#### How to complete this task:
Repeat the listing beneath this line exactly, keeping every character.

#### Records for the exercise:
--------------------------------
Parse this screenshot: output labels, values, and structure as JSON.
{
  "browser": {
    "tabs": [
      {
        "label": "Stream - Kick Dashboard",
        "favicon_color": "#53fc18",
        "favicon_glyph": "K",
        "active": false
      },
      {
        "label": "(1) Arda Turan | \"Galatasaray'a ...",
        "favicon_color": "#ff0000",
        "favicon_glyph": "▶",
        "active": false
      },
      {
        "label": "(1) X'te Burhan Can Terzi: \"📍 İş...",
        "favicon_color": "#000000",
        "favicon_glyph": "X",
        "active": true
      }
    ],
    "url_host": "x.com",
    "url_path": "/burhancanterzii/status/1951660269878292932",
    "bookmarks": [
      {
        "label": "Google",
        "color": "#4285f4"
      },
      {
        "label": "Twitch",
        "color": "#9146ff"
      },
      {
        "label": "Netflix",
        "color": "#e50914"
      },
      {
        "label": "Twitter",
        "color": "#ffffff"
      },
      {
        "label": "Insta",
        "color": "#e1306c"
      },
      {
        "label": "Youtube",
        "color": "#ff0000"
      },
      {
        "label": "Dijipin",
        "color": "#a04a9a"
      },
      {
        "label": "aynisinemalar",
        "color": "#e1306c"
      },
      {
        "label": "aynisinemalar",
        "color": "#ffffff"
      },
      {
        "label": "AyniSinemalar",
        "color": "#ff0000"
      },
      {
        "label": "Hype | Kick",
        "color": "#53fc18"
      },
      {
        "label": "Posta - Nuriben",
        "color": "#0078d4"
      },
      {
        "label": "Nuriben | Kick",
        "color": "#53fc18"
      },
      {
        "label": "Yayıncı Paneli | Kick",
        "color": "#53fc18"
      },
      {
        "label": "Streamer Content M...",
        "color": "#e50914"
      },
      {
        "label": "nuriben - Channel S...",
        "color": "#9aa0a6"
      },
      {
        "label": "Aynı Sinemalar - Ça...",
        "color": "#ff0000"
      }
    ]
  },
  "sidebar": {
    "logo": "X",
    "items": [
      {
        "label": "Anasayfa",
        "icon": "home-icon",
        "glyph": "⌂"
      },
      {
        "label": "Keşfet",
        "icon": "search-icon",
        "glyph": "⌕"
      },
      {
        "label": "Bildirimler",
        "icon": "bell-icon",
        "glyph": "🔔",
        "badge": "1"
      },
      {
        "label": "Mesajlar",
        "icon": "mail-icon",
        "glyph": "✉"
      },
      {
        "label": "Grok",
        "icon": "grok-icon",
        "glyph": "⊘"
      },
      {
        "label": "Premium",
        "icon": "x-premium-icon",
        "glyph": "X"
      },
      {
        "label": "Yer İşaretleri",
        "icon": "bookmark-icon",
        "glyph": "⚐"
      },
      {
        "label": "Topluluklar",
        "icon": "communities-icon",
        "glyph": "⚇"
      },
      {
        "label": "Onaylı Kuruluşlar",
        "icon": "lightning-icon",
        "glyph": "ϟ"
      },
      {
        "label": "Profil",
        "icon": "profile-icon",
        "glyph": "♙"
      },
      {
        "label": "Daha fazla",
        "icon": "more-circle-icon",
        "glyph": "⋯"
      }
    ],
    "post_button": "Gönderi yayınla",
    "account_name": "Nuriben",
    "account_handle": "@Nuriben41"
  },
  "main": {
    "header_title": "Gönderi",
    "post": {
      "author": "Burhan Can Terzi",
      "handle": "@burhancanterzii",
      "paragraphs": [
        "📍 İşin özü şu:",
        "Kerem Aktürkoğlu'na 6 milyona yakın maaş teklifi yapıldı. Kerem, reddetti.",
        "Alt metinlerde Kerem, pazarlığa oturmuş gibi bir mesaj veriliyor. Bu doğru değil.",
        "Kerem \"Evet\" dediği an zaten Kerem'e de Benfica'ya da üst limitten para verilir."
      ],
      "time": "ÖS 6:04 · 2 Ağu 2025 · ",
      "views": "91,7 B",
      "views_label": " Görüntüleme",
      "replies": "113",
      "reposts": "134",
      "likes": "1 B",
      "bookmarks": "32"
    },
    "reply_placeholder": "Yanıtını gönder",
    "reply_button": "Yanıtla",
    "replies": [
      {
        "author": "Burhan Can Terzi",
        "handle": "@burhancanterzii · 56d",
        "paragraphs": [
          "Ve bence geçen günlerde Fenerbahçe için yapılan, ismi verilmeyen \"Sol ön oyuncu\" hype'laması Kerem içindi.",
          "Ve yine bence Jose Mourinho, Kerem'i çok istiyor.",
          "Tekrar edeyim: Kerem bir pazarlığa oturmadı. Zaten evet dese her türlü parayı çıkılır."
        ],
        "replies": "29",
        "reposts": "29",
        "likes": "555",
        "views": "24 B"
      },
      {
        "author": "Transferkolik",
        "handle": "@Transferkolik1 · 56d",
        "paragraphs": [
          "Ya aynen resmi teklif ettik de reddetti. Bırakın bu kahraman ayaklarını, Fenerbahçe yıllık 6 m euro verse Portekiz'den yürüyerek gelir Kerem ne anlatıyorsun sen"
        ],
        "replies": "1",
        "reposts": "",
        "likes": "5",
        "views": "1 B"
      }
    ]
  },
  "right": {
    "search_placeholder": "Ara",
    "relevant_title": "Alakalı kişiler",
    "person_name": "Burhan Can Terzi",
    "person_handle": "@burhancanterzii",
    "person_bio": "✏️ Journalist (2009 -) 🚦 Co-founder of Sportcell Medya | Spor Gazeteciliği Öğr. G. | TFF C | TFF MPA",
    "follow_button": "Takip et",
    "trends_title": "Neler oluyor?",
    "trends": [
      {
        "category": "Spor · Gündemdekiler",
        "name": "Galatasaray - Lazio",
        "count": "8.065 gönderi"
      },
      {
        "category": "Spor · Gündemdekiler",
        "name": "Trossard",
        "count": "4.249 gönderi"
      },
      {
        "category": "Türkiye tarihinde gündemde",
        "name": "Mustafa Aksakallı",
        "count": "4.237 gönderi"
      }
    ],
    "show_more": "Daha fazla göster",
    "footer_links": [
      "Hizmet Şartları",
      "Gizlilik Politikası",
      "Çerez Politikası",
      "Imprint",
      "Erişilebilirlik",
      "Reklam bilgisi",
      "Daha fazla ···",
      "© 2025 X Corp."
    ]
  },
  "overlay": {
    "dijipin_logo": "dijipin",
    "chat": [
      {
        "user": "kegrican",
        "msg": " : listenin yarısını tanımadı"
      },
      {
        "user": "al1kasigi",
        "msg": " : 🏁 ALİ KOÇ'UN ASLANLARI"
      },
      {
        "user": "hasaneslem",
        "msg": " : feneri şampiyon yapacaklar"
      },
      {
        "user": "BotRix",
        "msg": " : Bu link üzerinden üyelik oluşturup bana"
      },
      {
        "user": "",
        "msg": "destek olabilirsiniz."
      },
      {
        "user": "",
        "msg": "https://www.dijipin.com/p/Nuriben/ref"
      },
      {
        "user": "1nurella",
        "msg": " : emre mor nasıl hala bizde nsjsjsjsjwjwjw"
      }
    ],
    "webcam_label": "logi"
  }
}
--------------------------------
#### Answer below:
Parse this screenshot: output labels, values, and structure as JSON.
{
  "browser": {
    "tabs": [
      {
        "label": "Stream - Kick Dashboard",
        "favicon_color": "#53fc18",
        "favicon_glyph": "K",
        "active": false
      },
      {
        "label": "(1) Arda Turan | \"Galatasaray'a ...",
        "favicon_color": "#ff0000",
        "favicon_glyph": "▶",
        "active": false
      },
      {
        "label": "(1) X'te Burhan Can Terzi: \"📍 İş...",
        "favicon_color": "#000000",
        "favicon_glyph": "X",
        "active": true
      }
    ],
    "url_host": "x.com",
    "url_path": "/burhancanterzii/status/1951660269878292932",
    "bookmarks": [
      {
        "label": "Google",
        "color": "#4285f4"
      },
      {
        "label": "Twitch",
        "color": "#9146ff"
      },
      {
        "label": "Netflix",
        "color": "#e50914"
      },
      {
        "label": "Twitter",
        "color": "#ffffff"
      },
      {
        "label": "Insta",
        "color": "#e1306c"
      },
      {
        "label": "Youtube",
        "color": "#ff0000"
      },
      {
        "label": "Dijipin",
        "color": "#a04a9a"
      },
      {
        "label": "aynisinemalar",
        "color": "#e1306c"
      },
      {
        "label": "aynisinemalar",
        "color": "#ffffff"
      },
      {
        "label": "AyniSinemalar",
        "color": "#ff0000"
      },
      {
        "label": "Hype | Kick",
        "color": "#53fc18"
      },
      {
        "label": "Posta - Nuriben",
        "color": "#0078d4"
      },
      {
        "label": "Nuriben | Kick",
        "color": "#53fc18"
      },
      {
        "label": "Yayıncı Paneli | Kick",
        "color": "#53fc18"
      },
      {
        "label": "Streamer Content M...",
        "color": "#e50914"
      },
      {
        "label": "nuriben - Channel S...",
        "color": "#9aa0a6"
      },
      {
        "label": "Aynı Sinemalar - Ça...",
        "color": "#ff0000"
      }
    ]
  },
  "sidebar": {
    "logo": "X",
    "items": [
      {
        "label": "Anasayfa",
        "icon": "home-icon",
        "glyph": "⌂"
      },
      {
        "label": "Keşfet",
        "icon": "search-icon",
        "glyph": "⌕"
      },
      {
        "label": "Bildirimler",
        "icon": "bell-icon",
        "glyph": "🔔",
        "badge": "1"
      },
      {
        "label": "Mesajlar",
        "icon": "mail-icon",
        "glyph": "✉"
      },
      {
        "label": "Grok",
        "icon": "grok-icon",
        "glyph": "⊘"
      },
      {
        "label": "Premium",
        "icon": "x-premium-icon",
        "glyph": "X"
      },
      {
        "label": "Yer İşaretleri",
        "icon": "bookmark-icon",
        "glyph": "⚐"
      },
      {
        "label": "Topluluklar",
        "icon": "communities-icon",
        "glyph": "⚇"
      },
      {
        "label": "Onaylı Kuruluşlar",
        "icon": "lightning-icon",
        "glyph": "ϟ"
      },
      {
        "label": "Profil",
        "icon": "profile-icon",
        "glyph": "♙"
      },
      {
        "label": "Daha fazla",
        "icon": "more-circle-icon",
        "glyph": "⋯"
      }
    ],
    "post_button": "Gönderi yayınla",
    "account_name": "Nuriben",
    "account_handle": "@Nuriben41"
  },
  "main": {
    "header_title": "Gönderi",
    "post": {
      "author": "Burhan Can Terzi",
      "handle": "@burhancanterzii",
      "paragraphs": [
        "📍 İşin özü şu:",
        "Kerem Aktürkoğlu'na 6 milyona yakın maaş teklifi yapıldı. Kerem, reddetti.",
        "Alt metinlerde Kerem, pazarlığa oturmuş gibi bir mesaj veriliyor. Bu doğru değil.",
        "Kerem \"Evet\" dediği an zaten Kerem'e de Benfica'ya da üst limitten para verilir."
      ],
      "time": "ÖS 6:04 · 2 Ağu 2025 · ",
      "views": "91,7 B",
      "views_label": " Görüntüleme",
      "replies": "113",
      "reposts": "134",
      "likes": "1 B",
      "bookmarks": "32"
    },
    "reply_placeholder": "Yanıtını gönder",
    "reply_button": "Yanıtla",
    "replies": [
      {
        "author": "Burhan Can Terzi",
        "handle": "@burhancanterzii · 56d",
        "paragraphs": [
          "Ve bence geçen günlerde Fenerbahçe için yapılan, ismi verilmeyen \"Sol ön oyuncu\" hype'laması Kerem içindi.",
          "Ve yine bence Jose Mourinho, Kerem'i çok istiyor.",
          "Tekrar edeyim: Kerem bir pazarlığa oturmadı. Zaten evet dese her türlü parayı çıkılır."
        ],
        "replies": "29",
        "reposts": "29",
        "likes": "555",
        "views": "24 B"
      },
      {
        "author": "Transferkolik",
        "handle": "@Transferkolik1 · 56d",
        "paragraphs": [
          "Ya aynen resmi teklif ettik de reddetti. Bırakın bu kahraman ayaklarını, Fenerbahçe yıllık 6 m euro verse Portekiz'den yürüyerek gelir Kerem ne anlatıyorsun sen"
        ],
        "replies": "1",
        "reposts": "",
        "likes": "5",
        "views": "1 B"
      }
    ]
  },
  "right": {
    "search_placeholder": "Ara",
    "relevant_title": "Alakalı kişiler",
    "person_name": "Burhan Can Terzi",
    "person_handle": "@burhancanterzii",
    "person_bio": "✏️ Journalist (2009 -) 🚦 Co-founder of Sportcell Medya | Spor Gazeteciliği Öğr. G. | TFF C | TFF MPA",
    "follow_button": "Takip et",
    "trends_title": "Neler oluyor?",
    "trends": [
      {
        "category": "Spor · Gündemdekiler",
        "name": "Galatasaray - Lazio",
        "count": "8.065 gönderi"
      },
      {
        "category": "Spor · Gündemdekiler",
        "name": "Trossard",
        "count": "4.249 gönderi"
      },
      {
        "category": "Türkiye tarihinde gündemde",
        "name": "Mustafa Aksakallı",
        "count": "4.237 gönderi"
      }
    ],
    "show_more": "Daha fazla göster",
    "footer_links": [
      "Hizmet Şartları",
      "Gizlilik Politikası",
      "Çerez Politikası",
      "Imprint",
      "Erişilebilirlik",
      "Reklam bilgisi",
      "Daha fazla ···",
      "© 2025 X Corp."
    ]
  },
  "overlay": {
    "dijipin_logo": "dijipin",
    "chat": [
      {
        "user": "kegrican",
        "msg": " : listenin yarısını tanımadı"
      },
      {
        "user": "al1kasigi",
        "msg": " : 🏁 ALİ KOÇ'UN ASLANLARI"
      },
      {
        "user": "hasaneslem",
        "msg": " : feneri şampiyon yapacaklar"
      },
      {
        "user": "BotRix",
        "msg": " : Bu link üzerinden üyelik oluşturup bana"
      },
      {
        "user": "",
        "msg": "destek olabilirsiniz."
      },
      {
        "user": "",
        "msg": "https://www.dijipin.com/p/Nuriben/ref"
      },
      {
        "user": "1nurella",
        "msg": " : emre mor nasıl hala bizde nsjsjsjsjwjwjw"
      }
    ],
    "webcam_label": "logi"
  }
}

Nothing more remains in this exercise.